And this is where the story, in contemporary terms, goes off the rails. Atticus Finch didn’t #BelieveAllWomen. He didn’t take an accusation at face value. He defended an alleged rapist, vigorously and unremittingly, making use of every opportunity provided to him by the norms of the Anglo-American system of justice. He did it despite considerable social pressure to simply believe the accuser.

In a gripping courtroom scene, Finch cross-examines Mayella Ewell, the 19-year-old daughter of an abusive drunk from a dirt-poor family who is Robinson’s accuser. With all the vehemence and emotion she can muster, Ewell insists that Robinson attacked her after she got him to break up a piece of old furniture at her house.

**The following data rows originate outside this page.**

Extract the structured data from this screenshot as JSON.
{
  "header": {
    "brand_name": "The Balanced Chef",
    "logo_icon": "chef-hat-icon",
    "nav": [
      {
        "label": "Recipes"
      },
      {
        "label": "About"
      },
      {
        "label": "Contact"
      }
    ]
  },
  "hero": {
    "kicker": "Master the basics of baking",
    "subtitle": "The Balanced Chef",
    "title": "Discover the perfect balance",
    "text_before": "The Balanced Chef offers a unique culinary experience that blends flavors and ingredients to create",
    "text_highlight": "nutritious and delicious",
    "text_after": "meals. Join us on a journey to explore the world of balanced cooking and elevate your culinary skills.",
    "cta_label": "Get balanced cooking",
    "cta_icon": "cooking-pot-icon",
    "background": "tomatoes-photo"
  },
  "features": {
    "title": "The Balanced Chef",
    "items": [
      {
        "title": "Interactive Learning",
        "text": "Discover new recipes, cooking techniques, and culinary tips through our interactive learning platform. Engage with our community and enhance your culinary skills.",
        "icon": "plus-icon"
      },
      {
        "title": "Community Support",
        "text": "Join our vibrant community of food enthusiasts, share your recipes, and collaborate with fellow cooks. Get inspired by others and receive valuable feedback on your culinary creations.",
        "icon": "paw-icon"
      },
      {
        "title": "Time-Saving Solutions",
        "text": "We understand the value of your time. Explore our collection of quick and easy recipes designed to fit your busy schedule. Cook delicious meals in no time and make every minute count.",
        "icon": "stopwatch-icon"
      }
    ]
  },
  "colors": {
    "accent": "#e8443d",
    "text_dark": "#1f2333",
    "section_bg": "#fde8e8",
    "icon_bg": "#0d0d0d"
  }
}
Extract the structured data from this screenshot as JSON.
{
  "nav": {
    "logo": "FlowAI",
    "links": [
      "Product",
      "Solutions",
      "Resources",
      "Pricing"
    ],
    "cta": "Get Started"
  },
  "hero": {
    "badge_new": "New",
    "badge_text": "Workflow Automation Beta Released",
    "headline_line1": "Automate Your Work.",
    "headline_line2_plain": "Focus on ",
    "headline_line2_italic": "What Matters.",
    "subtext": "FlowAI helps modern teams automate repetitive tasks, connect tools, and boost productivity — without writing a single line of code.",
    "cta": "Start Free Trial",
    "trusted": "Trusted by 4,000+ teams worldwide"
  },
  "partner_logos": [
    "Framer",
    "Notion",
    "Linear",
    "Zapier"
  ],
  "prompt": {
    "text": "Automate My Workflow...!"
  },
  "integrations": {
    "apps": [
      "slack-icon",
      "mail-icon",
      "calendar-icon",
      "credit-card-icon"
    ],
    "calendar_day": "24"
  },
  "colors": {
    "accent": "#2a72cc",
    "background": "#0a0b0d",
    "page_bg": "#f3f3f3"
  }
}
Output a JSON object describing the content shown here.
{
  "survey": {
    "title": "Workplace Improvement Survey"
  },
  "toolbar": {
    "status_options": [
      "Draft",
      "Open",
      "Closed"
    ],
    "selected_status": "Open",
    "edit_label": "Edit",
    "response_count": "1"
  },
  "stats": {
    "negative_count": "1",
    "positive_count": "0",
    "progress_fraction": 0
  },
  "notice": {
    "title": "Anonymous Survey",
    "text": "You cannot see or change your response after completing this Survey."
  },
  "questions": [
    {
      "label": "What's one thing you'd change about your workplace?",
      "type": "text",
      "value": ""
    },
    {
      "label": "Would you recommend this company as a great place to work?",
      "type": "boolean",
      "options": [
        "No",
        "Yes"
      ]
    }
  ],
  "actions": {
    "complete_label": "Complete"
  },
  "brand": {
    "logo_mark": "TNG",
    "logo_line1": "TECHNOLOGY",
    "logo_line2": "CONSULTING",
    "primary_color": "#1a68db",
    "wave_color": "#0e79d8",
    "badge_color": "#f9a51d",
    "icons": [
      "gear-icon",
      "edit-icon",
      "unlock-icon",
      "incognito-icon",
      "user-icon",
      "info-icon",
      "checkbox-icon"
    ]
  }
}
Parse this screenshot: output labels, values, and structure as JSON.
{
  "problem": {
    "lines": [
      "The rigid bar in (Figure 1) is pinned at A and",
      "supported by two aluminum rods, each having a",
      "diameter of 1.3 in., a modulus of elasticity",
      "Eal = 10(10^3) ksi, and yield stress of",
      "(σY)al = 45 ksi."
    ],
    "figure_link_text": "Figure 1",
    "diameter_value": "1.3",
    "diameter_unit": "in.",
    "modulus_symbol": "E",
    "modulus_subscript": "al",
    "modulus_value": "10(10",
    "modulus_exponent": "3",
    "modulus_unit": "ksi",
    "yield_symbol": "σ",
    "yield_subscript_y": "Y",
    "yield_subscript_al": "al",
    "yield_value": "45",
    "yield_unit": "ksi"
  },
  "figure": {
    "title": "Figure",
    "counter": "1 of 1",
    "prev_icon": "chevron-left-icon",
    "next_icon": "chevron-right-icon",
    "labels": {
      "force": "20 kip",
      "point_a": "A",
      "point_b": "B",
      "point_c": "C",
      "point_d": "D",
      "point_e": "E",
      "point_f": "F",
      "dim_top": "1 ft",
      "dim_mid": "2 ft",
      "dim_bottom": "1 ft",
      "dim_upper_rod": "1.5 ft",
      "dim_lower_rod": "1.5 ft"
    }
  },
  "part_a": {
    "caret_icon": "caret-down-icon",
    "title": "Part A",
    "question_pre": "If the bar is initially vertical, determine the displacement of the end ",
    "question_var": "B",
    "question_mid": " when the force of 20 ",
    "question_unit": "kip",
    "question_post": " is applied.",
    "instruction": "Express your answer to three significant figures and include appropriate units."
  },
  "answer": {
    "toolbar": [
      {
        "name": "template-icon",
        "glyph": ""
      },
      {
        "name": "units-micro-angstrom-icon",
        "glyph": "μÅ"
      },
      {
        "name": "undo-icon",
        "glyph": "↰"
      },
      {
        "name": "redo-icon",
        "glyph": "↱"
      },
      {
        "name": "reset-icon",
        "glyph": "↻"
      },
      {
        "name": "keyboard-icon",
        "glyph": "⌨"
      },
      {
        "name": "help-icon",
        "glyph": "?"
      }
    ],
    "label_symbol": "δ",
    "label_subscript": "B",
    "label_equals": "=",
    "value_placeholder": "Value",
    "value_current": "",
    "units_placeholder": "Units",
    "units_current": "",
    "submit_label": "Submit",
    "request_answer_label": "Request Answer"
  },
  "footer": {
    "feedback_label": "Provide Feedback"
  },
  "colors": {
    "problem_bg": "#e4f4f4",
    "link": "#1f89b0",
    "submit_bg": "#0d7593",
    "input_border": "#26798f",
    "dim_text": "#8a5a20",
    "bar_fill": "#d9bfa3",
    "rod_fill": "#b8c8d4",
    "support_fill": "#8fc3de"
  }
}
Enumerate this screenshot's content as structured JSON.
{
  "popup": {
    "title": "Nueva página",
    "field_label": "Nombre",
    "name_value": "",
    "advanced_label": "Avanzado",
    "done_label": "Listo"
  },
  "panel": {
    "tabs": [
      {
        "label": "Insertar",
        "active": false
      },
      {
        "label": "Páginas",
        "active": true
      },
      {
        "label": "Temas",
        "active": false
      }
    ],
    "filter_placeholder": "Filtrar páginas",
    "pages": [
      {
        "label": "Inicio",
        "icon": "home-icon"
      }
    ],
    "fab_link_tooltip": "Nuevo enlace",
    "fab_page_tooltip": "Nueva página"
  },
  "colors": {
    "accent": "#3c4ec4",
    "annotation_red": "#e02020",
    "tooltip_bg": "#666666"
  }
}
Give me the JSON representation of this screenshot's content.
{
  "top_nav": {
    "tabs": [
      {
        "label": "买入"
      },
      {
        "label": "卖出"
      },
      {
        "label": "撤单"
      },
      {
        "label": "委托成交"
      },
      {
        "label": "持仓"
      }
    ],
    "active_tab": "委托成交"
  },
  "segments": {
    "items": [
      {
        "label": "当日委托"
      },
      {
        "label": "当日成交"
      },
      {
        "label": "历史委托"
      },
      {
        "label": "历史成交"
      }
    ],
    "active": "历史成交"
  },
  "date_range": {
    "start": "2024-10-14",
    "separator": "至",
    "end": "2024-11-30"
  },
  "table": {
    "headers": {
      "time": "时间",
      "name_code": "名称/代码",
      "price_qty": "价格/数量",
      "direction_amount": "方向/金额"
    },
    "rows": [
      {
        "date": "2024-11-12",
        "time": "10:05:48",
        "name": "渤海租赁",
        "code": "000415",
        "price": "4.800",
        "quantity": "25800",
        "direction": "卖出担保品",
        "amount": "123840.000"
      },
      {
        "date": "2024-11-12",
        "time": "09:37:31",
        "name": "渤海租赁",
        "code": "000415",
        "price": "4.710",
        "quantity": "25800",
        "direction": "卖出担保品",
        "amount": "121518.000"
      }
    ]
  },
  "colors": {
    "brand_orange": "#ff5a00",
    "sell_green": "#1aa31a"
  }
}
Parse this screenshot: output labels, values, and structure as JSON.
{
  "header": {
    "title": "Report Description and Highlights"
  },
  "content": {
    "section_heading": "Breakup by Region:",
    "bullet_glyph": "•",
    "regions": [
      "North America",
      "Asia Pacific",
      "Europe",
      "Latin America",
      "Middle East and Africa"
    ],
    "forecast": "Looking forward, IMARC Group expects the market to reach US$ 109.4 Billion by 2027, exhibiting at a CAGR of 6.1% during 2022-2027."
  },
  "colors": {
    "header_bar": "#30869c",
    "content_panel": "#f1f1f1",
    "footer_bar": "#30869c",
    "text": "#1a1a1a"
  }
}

Without mercy, Finch takes apart her account. In contemporary internet argot, he “destroys” her. He brushes right by her tears. He doesn’t care about her feelings, only the facts. He exposes contradictions in her story and shreds her credibility, especially with the dramatic revelation that Robinson doesn’t have use of his left arm when he stands up at the defense table (he is alleged to have hit her with his left hand).

It is revealed that Ewell is lying. She had made an advance on Robinson and gotten caught by her vicious, racist father. The charge of rape against Robinson was a cover story, although the bigoted jury convicts him anyway.

“To Kill a Mockingbird” stands firmly for the proposition that an accusation can be false, that unpopular defendants presumed guilty must and should be defended, and that it is admirable and brave to withstand the crowd -- at times in the story, literally the lynch mob -- when it wants to cast aside the normal protections of justice.

Exactly what has made Atticus Finch such an honored figure in our culture would make him a very inconvenient man at many college campuses today, where charges of sexual misconduct are adjudicated without the accused being allowed to confront the accuser or make use of other key features of our system of justice. Finch is a rebuke to the shift from a presumption of innocence toward a presumption of guilt that now attends accusations of sexual harassment and assault. He didn’t believe that someone being accused of something is enough to establish his wrongdoing, or accept that a category of people were, by definition, to be under a pall of suspicion.


Are you getting the message girls? These people think any woman who comes forward to report a rape must be destroyed. They must. Because if you can conflate Tom Robinson of To Kill A Mockingbird with the antics of the drunken pigs at Georgetown Prep who slandered a girl named Renate as their personal pass-around pack in their yearbook --- and are now having a hysterical fit that anyone would think such a despicable jerk shouldn't be given a promotion from federal appeals court to the Supreme Court --- there's little doubt about how much they hate us.

And, by the way, conservative white women, then and today, have been willing collaborators. There's plenty o,f just plain cruelty among them, and tribalism is a powerful drug. But in conservative circles, there's just no margin making daddy mad.